Monica Velez / Valley Public Radio

The Selma City Council wants to change the way people vote for council members by creating districts versus at-large voting. But mapping those districts is a complicated process and community and council members have different ideas on how to make it fair.

The first set of district maps that were shown to the five-member council drew controversy at this week's meeting. 

Monica Velez

Last Tuesday, some people in Kern County were hoping District 4 residents would vote for a candidate that would make the Board of Supervisors more diverse. But, it looks like the board is staying the same, with four white men and one Latina.

Although election results are unofficial, it’s more likely than not incumbent David Couch will represent District 4. As of Tuesday, he has about 45 percent of the vote and leads by about 8 percentage points.

 

Joe Moore / Valley Public Radio

Last week, the Kern County Board of Supervisors went on record against AB 280.  It’s a California bill that would require counties with high minority populations to get approval from Sacramento before making major changes in election procedure. 

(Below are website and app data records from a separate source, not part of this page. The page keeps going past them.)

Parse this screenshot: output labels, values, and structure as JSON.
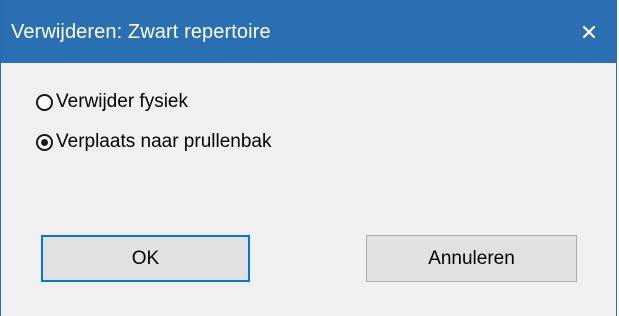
{
  "dialog": {
    "title": "Verwijderen: Zwart repertoire",
    "close_icon": "close-icon",
    "options": [
      {
        "label": "Verwijder fysiek",
        "selected": false
      },
      {
        "label": "Verplaats naar prullenbak",
        "selected": true
      }
    ],
    "ok_label": "OK",
    "cancel_label": "Annuleren"
  },
  "colors": {
    "titlebar": "#2b6fb3",
    "dialog_bg": "#f0f0f0",
    "button_bg": "#e1e1e1",
    "focus_border": "#0078d7"
  }
}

For instance, before moving a polling site location, Kern County would need to get the ok from the California Secretary of State to ensure that it’s not discriminating against minorities and low-income voters.

Kern County Supervisor Leticia Perez says that would be far too costly.

Joe Moore / Valley Public Radio

The United States Supreme Court decision on the Voting Rights Act revolves around a county in Alabama. But, as Katie Orr reports from Sacramento, several counties in California will be affected too.

Yuba, Monterey and Kings Counties in California must currently get approval from the federal government for any election law changes. But they could eventually get some relief under the new U.S. Supreme Court decision. It orders Congress to change the formula for determining which jurisdictions require oversight.